It was a time when Dave was about five or six and a man came through the area taking pictures, for a price, of the would-be cowboys in the neighborhood. The TV show, Hapalong Cassidy, was the rage at the time. Each week Hapalong, and his horse Topper, fought the bad guys. Is it any wonder that all little boys wanted to be like Hapalong?

So along comes the man with a pony, and Russ and Betty Ferguson saw the opportunity to make their little boy happy. It’s doubtful they were able to buy the full cowboy regalia; the outfit probably came with the pony. It doesn’t matter that the pony and outfit weren’t Dave’s. The picture is a snap-shot in time in the 1950s when life was simple and cowboys ruled. It was a time when a little boy, on a pony in full western regalia, could pretend that he was a cowboy, if only for a moment.


Memories of Spring

Spring has come early to my little corner of the earth. Every year I look forward to the sun and pop of color that springs up from lawns and trees. Maybe that’s why they call this time of year spring. 

I got my love of flowers from my mother. But even at a young age, I remember the flora and fauna of my homes as much as the details of the houses we lived in.

Our first house in Maplewood, Missouri was on Greenwood Avenue. My parents rented a three-room house that sat behind a larger house. This little house was probably the servant’s quarters. The big and small houses are long gone replaced by an apartment building.  

To get to our house from the street we had to walk on a sidewalk that wended its way along the side of the house to a gate in the back that divided our yard from the yard of the big house. Along this path to the back was a row of Rose of Sharon bushes. I’ll never forget the abundance of pink and white flowers when the bushes bloomed.  

Perhaps I remember the persimmon trees in our yard the most because my mother would yell at us not to walk on the persimmons after they fell because we would drag the mess in on our shoes. Also in the yard was a bush that had long, thin branches. This was the source of the dreaded “switch” of which my brother Bill and I were threatened if we misbehaved. It only took feeling the switch once and from that time on we quickly fell in line with the mere mention of “do you want me to get a switch?”


Corn Flower or Bachelor Button

Our second house was on the corner of Rannels and Oakland Avenue in Maplewood. It was in this house that my love for flowers grew. My mother loved peonies and planted two pink bushes close to the sidewalk that led to our back-door from the street. On the east fence was a long row of pink, white, and blue cornflower also known as bachelor buttons. The flowers were so prolific that they reseeded themselves every year. On the south side was a bed of purple iris that extended the entire length of the fence. In the middle of the yard was a circle of a variety of roses. The fragrance of a rose today takes me back to that little yard I enjoyed so much.


Peonies and Iris in My Garden

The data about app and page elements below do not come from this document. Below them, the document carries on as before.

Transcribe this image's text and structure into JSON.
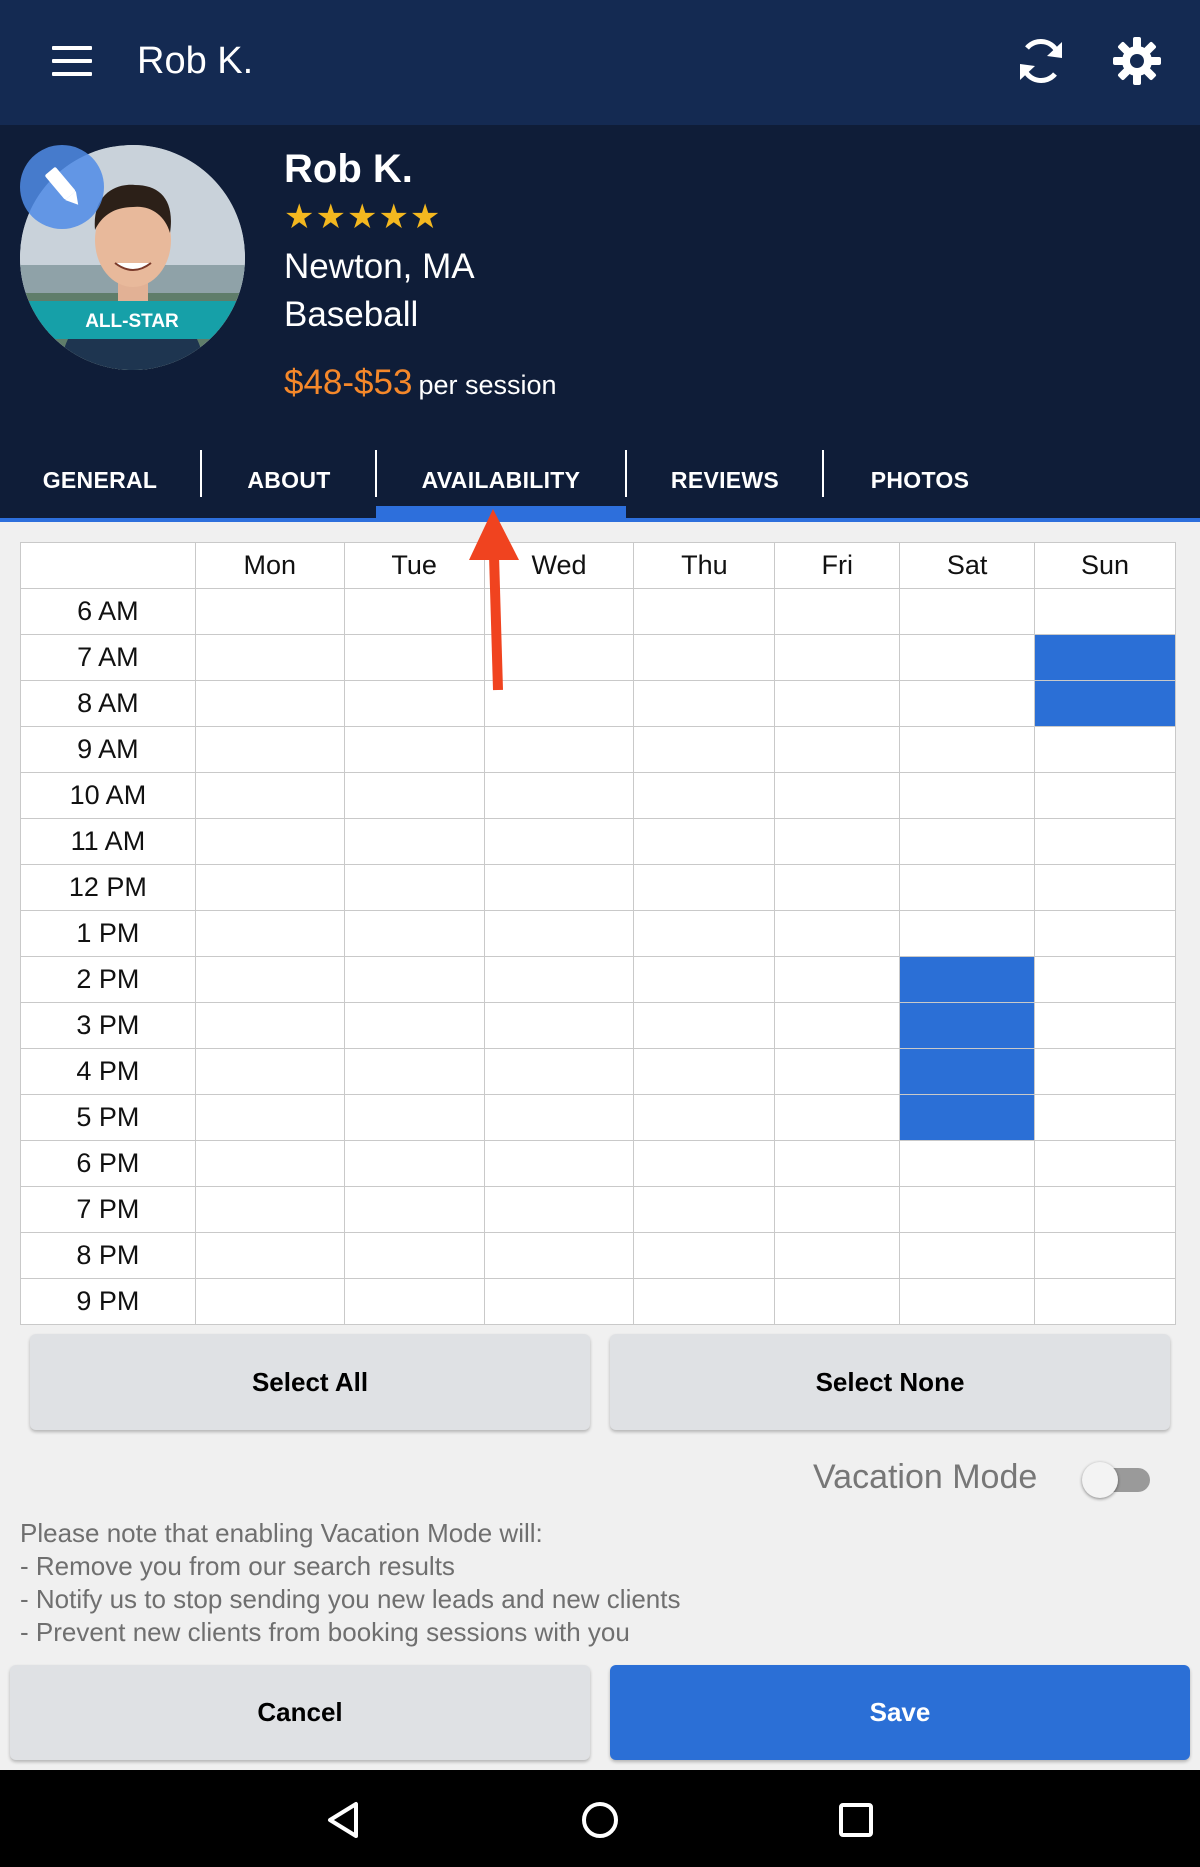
{
  "appbar": {
    "title": "Rob K.",
    "icons": [
      "menu-icon",
      "refresh-icon",
      "gear-icon"
    ]
  },
  "profile": {
    "name": "Rob K.",
    "rating": 5,
    "stars": "★★★★★",
    "location": "Newton, MA",
    "sport": "Baseball",
    "price": "$48-$53",
    "per_session": "per session",
    "badge": "ALL-STAR"
  },
  "tabs": [
    {
      "label": "GENERAL",
      "active": false
    },
    {
      "label": "ABOUT",
      "active": false
    },
    {
      "label": "AVAILABILITY",
      "active": true
    },
    {
      "label": "REVIEWS",
      "active": false
    },
    {
      "label": "PHOTOS",
      "active": false
    }
  ],
  "schedule": {
    "days": [
      "Mon",
      "Tue",
      "Wed",
      "Thu",
      "Fri",
      "Sat",
      "Sun"
    ],
    "times": [
      "6 AM",
      "7 AM",
      "8 AM",
      "9 AM",
      "10 AM",
      "11 AM",
      "12 PM",
      "1 PM",
      "2 PM",
      "3 PM",
      "4 PM",
      "5 PM",
      "6 PM",
      "7 PM",
      "8 PM",
      "9 PM"
    ],
    "selected": {
      "Sat": [
        "2 PM",
        "3 PM",
        "4 PM",
        "5 PM"
      ],
      "Sun": [
        "7 AM",
        "8 AM"
      ]
    }
  },
  "buttons": {
    "select_all": "Select All",
    "select_none": "Select None",
    "cancel": "Cancel",
    "save": "Save"
  },
  "vacation": {
    "label": "Vacation Mode",
    "enabled": false,
    "note_lines": [
      "Please note that enabling Vacation Mode will:",
      "- Remove you from our search results",
      "- Notify us to stop sending you new leads and new clients",
      "- Prevent new clients from booking sessions with you"
    ]
  },
  "colors": {
    "appbar": "#142a52",
    "header": "#0f1d38",
    "accent": "#2b6fd6",
    "price": "#f5882a",
    "star": "#f4b81f",
    "annotation": "#f0431f"
  }
}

By today’s standards, this was the simplest of gardens, but it was loved by my mother and sowed the seeds of my love for gardening today. So I welcome all that goes with spring– sunshine, the greening of grass, the yellow of the daffodils, and the aroma of flowering trees and bushes. Thanks Mom!